● What is expected
Copy out each line of the data that holds the word "description".

● Input

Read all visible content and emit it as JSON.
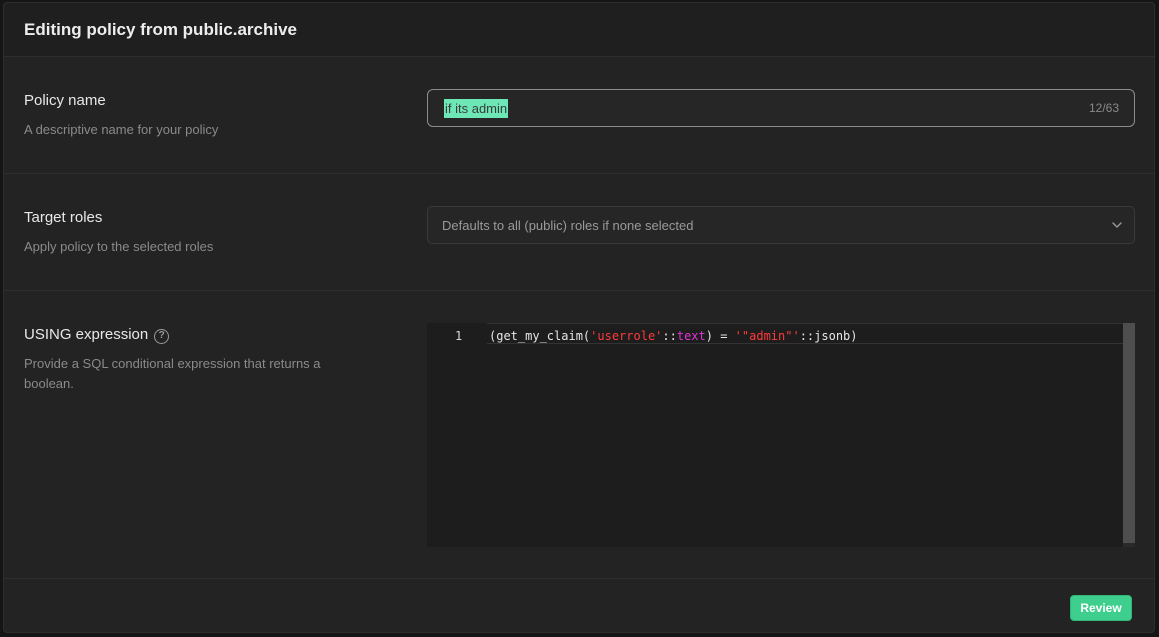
{
  "modal": {
    "title": "Editing policy from public.archive"
  },
  "policy_name": {
    "label": "Policy name",
    "description": "A descriptive name for your policy",
    "value": "if its admin",
    "char_count": "12/63"
  },
  "target_roles": {
    "label": "Target roles",
    "description": "Apply policy to the selected roles",
    "placeholder": "Defaults to all (public) roles if none selected",
    "icon": "chevron-down-icon"
  },
  "using_expression": {
    "label": "USING expression",
    "help_glyph": "?",
    "description": "Provide a SQL conditional expression that returns a boolean.",
    "line_number": "1",
    "code_tokens": [
      {
        "text": "(get_my_claim(",
        "type": "plain"
      },
      {
        "text": "'userrole'",
        "type": "str"
      },
      {
        "text": "::",
        "type": "plain"
      },
      {
        "text": "text",
        "type": "kw"
      },
      {
        "text": ") = ",
        "type": "plain"
      },
      {
        "text": "'\"admin\"'",
        "type": "str"
      },
      {
        "text": "::jsonb)",
        "type": "plain"
      }
    ]
  },
  "footer": {
    "review_label": "Review"
  },
  "colors": {
    "accent": "#3ecf8e",
    "selection": "#6ee7b7",
    "string": "#ff3b3b",
    "keyword": "#e234d8"
  }
}
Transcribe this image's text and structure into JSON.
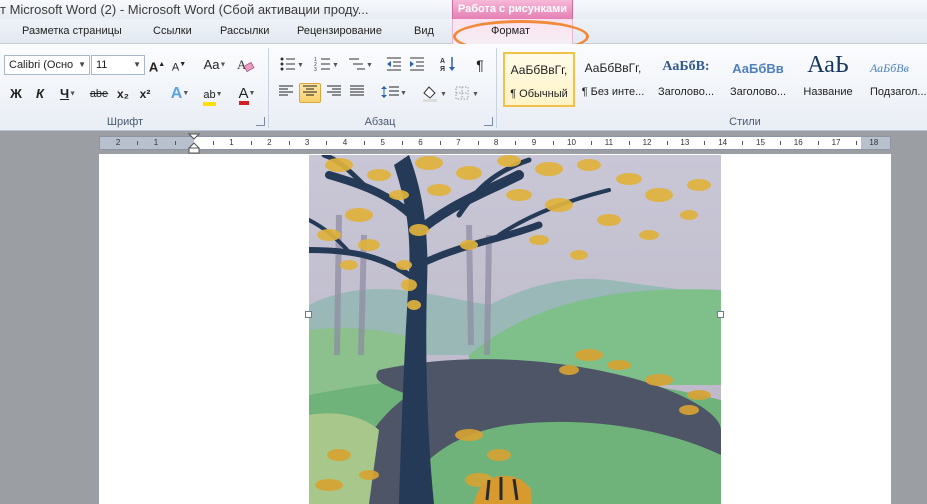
{
  "window": {
    "title": "т Microsoft Word (2)  -  Microsoft Word (Сбой активации проду...",
    "context_tab_title": "Работа с рисунками"
  },
  "tabs": [
    {
      "label": "Разметка страницы"
    },
    {
      "label": "Ссылки"
    },
    {
      "label": "Рассылки"
    },
    {
      "label": "Рецензирование"
    },
    {
      "label": "Вид"
    },
    {
      "label": "Формат"
    }
  ],
  "font_group": {
    "font_name": "Calibri (Осно",
    "font_size": "11",
    "grow_icon": "A",
    "shrink_icon": "A",
    "case_icon": "Aa",
    "bold": "Ж",
    "italic": "К",
    "underline": "Ч",
    "strike": "abe",
    "subscript": "x₂",
    "superscript": "x²",
    "effects_icon": "A",
    "highlight_icon": "ab",
    "color_icon": "A",
    "label": "Шрифт"
  },
  "paragraph_group": {
    "pilcrow": "¶",
    "label": "Абзац"
  },
  "styles_group": {
    "label": "Стили",
    "styles": [
      {
        "sample": "АаБбВвГг,",
        "name": "¶ Обычный"
      },
      {
        "sample": "АаБбВвГг,",
        "name": "¶ Без инте..."
      },
      {
        "sample": "АаБбВ:",
        "name": "Заголово..."
      },
      {
        "sample": "АаБбВв",
        "name": "Заголово..."
      },
      {
        "sample": "АаЬ",
        "name": "Название"
      },
      {
        "sample": "АаБбВв",
        "name": "Подзагол..."
      }
    ]
  },
  "ruler": {
    "labels": [
      "2",
      "1",
      "1",
      "2",
      "3",
      "4",
      "5",
      "6",
      "7",
      "8",
      "9",
      "10",
      "11",
      "12",
      "13",
      "14",
      "15",
      "16",
      "17",
      "18"
    ]
  },
  "colors": {
    "context_tab": "#e57fb5",
    "highlight_oval": "#f08a3a",
    "selected_style": "#f1c14a",
    "highlight_yellow": "#ffe000",
    "font_color_red": "#d42020",
    "heading_blue": "#2f5a8a"
  }
}
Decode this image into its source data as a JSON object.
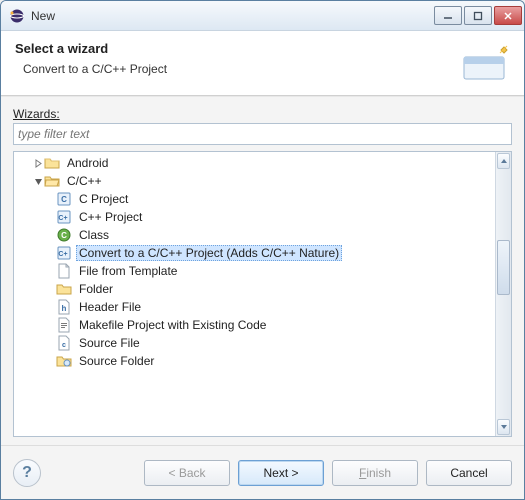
{
  "window": {
    "title": "New"
  },
  "header": {
    "title": "Select a wizard",
    "subtitle": "Convert to a C/C++ Project"
  },
  "body": {
    "wizards_label": "Wizards:",
    "filter_placeholder": "type filter text"
  },
  "tree": {
    "android": "Android",
    "cpp": "C/C++",
    "items": [
      "C Project",
      "C++ Project",
      "Class",
      "Convert to a C/C++ Project (Adds C/C++ Nature)",
      "File from Template",
      "Folder",
      "Header File",
      "Makefile Project with Existing Code",
      "Source File",
      "Source Folder"
    ],
    "selected_index": 3
  },
  "buttons": {
    "back": "< Back",
    "next": "Next >",
    "finish": "Finish",
    "cancel": "Cancel"
  }
}
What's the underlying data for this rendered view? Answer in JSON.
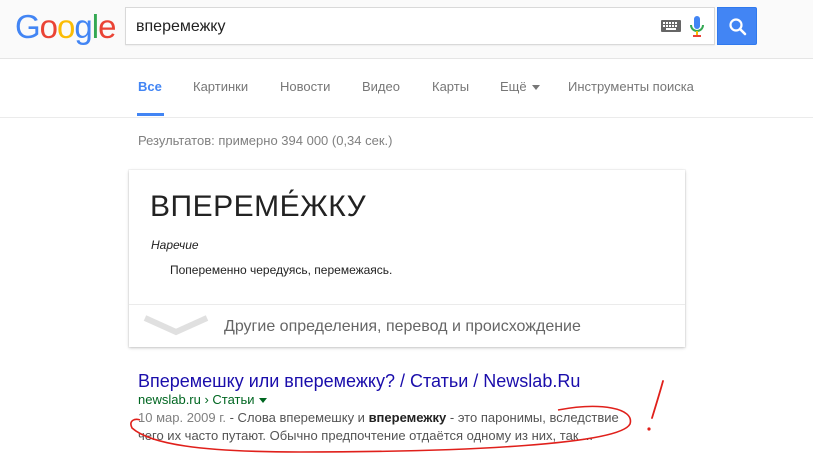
{
  "header": {
    "logo_letters": [
      "G",
      "o",
      "o",
      "g",
      "l",
      "e"
    ],
    "logo_colors": [
      "#4285f4",
      "#ea4335",
      "#fbbc05",
      "#4285f4",
      "#34a853",
      "#ea4335"
    ],
    "search_value": "вперемежку",
    "keyboard_icon": "keyboard-icon",
    "mic_icon": "mic-icon",
    "search_icon": "search-icon"
  },
  "tabs": [
    {
      "label": "Все",
      "active": true
    },
    {
      "label": "Картинки"
    },
    {
      "label": "Новости"
    },
    {
      "label": "Видео"
    },
    {
      "label": "Карты"
    },
    {
      "label": "Ещё"
    },
    {
      "label": "Инструменты поиска"
    }
  ],
  "result_stats": "Результатов: примерно 394 000 (0,34 сек.)",
  "dictionary": {
    "word": "ВПЕРЕМЕ́ЖКУ",
    "part_of_speech": "Наречие",
    "definition": "Попеременно чередуясь, перемежаясь.",
    "more_label": "Другие определения, перевод и происхождение"
  },
  "result": {
    "title": "Вперемешку или вперемежку? / Статьи / Newslab.Ru",
    "url": "newslab.ru › Статьи",
    "snippet_date": "10 мар. 2009 г.",
    "snippet_part1": " - Слова вперемешку и ",
    "snippet_bold": "вперемежку",
    "snippet_part2": " - это паронимы, вследствие чего их часто путают. Обычно предпочтение отдаётся одному из них, так ..."
  },
  "colors": {
    "accent_blue": "#4285f4",
    "link": "#1a0dab",
    "url_green": "#006621",
    "annotation_red": "#e0201b"
  }
}
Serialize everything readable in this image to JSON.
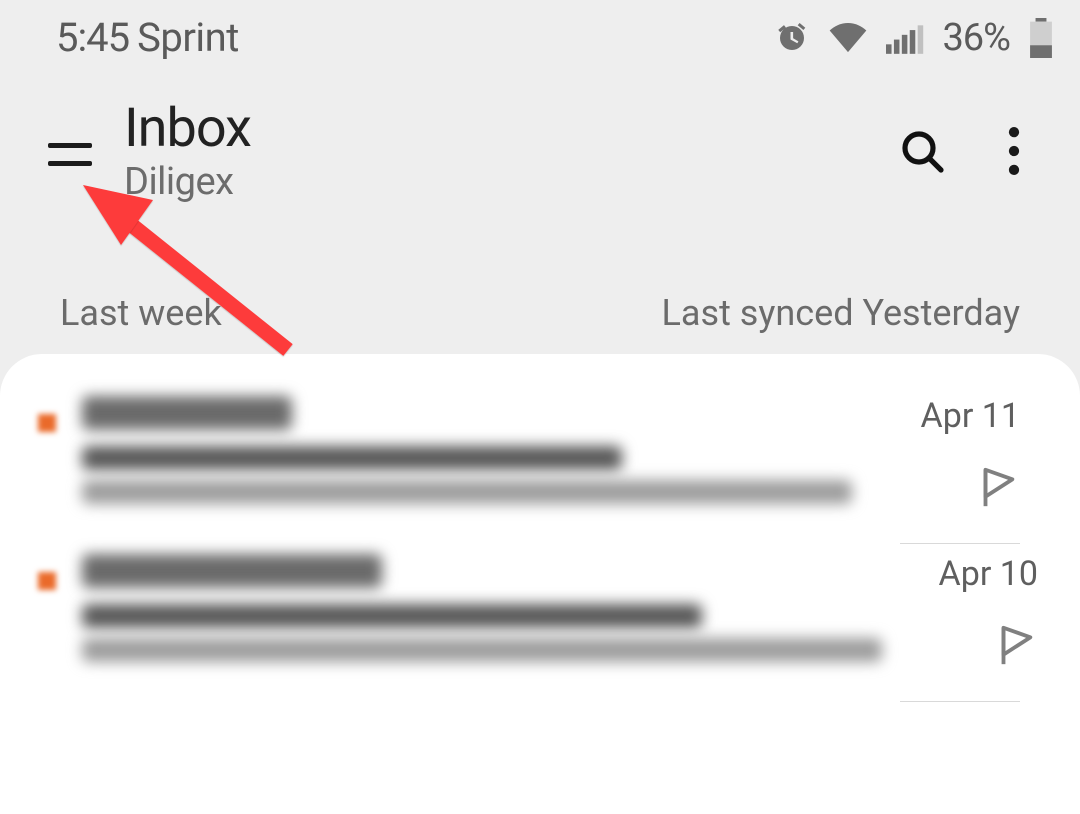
{
  "status": {
    "time": "5:45",
    "carrier": "Sprint",
    "battery_pct": "36%"
  },
  "header": {
    "title": "Inbox",
    "subtitle": "Diligex"
  },
  "section": {
    "label": "Last week",
    "sync_text": "Last synced Yesterday"
  },
  "messages": [
    {
      "date": "Apr 11"
    },
    {
      "date": "Apr 10"
    }
  ]
}
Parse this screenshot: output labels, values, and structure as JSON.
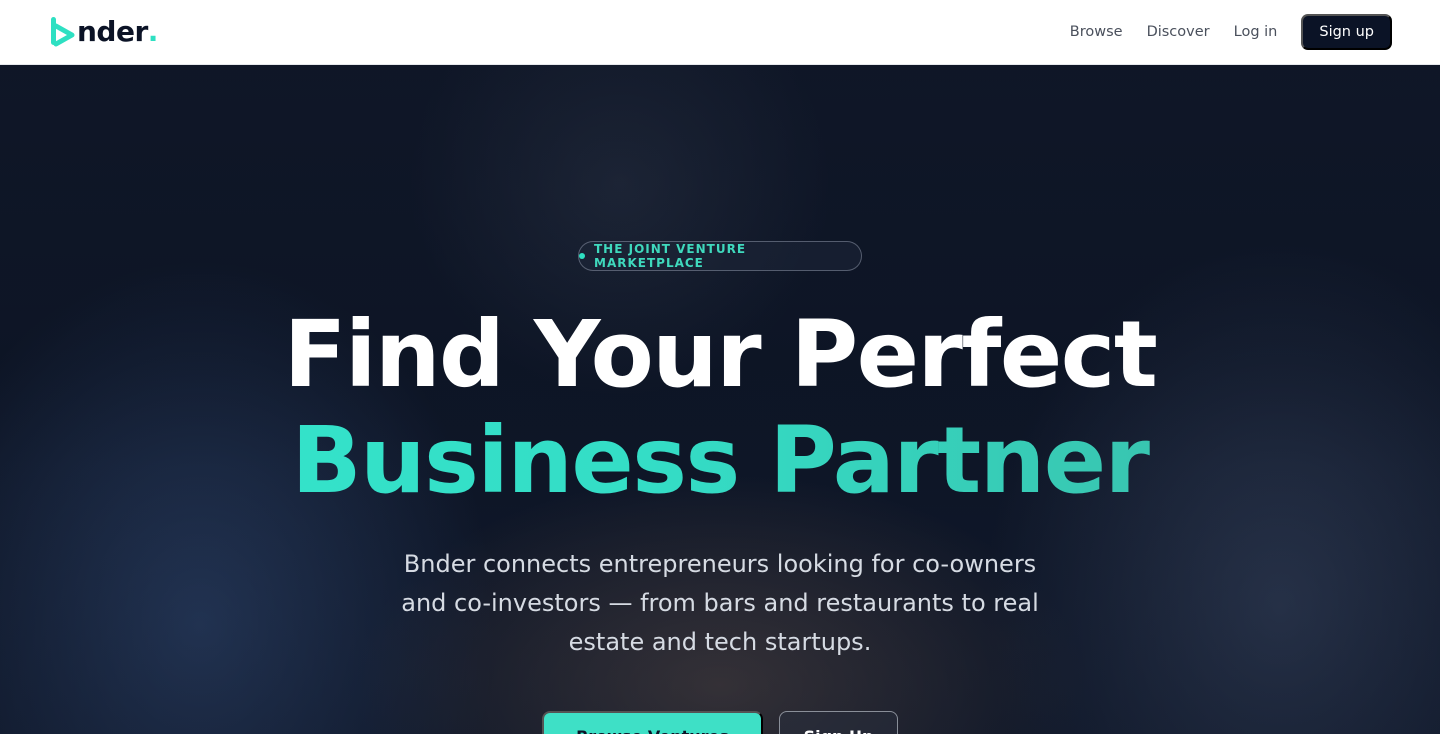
{
  "brand": {
    "logo_text": "nder",
    "logo_dot": ".",
    "accent_color": "#2ee0c2",
    "dark_color": "#0b1326"
  },
  "nav": {
    "links": [
      "Browse",
      "Discover",
      "Log in"
    ],
    "cta_label": "Sign up"
  },
  "hero": {
    "badge": "THE JOINT VENTURE MARKETPLACE",
    "headline_line1": "Find Your Perfect",
    "headline_line2": "Business Partner",
    "subtitle": "Bnder connects entrepreneurs looking for co-owners and co-investors — from bars and restaurants to real estate and tech startups.",
    "primary_button": "Browse Ventures",
    "secondary_button": "Sign Up"
  }
}
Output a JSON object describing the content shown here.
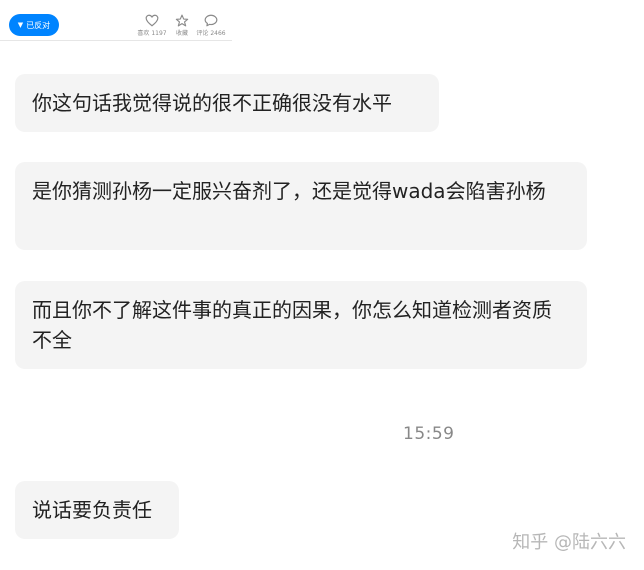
{
  "topbar": {
    "oppose_label": "已反对",
    "stats": [
      {
        "icon": "heart-icon",
        "label": "喜欢 1197"
      },
      {
        "icon": "star-icon",
        "label": "收藏"
      },
      {
        "icon": "comment-icon",
        "label": "评论 2466"
      }
    ]
  },
  "messages": [
    {
      "text": "你这句话我觉得说的很不正确很没有水平"
    },
    {
      "text": "是你猜测孙杨一定服兴奋剂了，还是觉得wada会陷害孙杨"
    },
    {
      "text": "而且你不了解这件事的真正的因果，你怎么知道检测者资质不全"
    },
    {
      "text": "说话要负责任"
    }
  ],
  "timestamp": "15:59",
  "watermark": "知乎 @陆六六",
  "colors": {
    "accent": "#0084ff",
    "bubble": "#f4f4f4",
    "muted": "#888888"
  }
}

● Task solution
    "description": "A descriptive name for your policy",
    "description": "Apply policy to the selected roles",
    "description": "Provide a SQL conditional expression that returns a boolean.",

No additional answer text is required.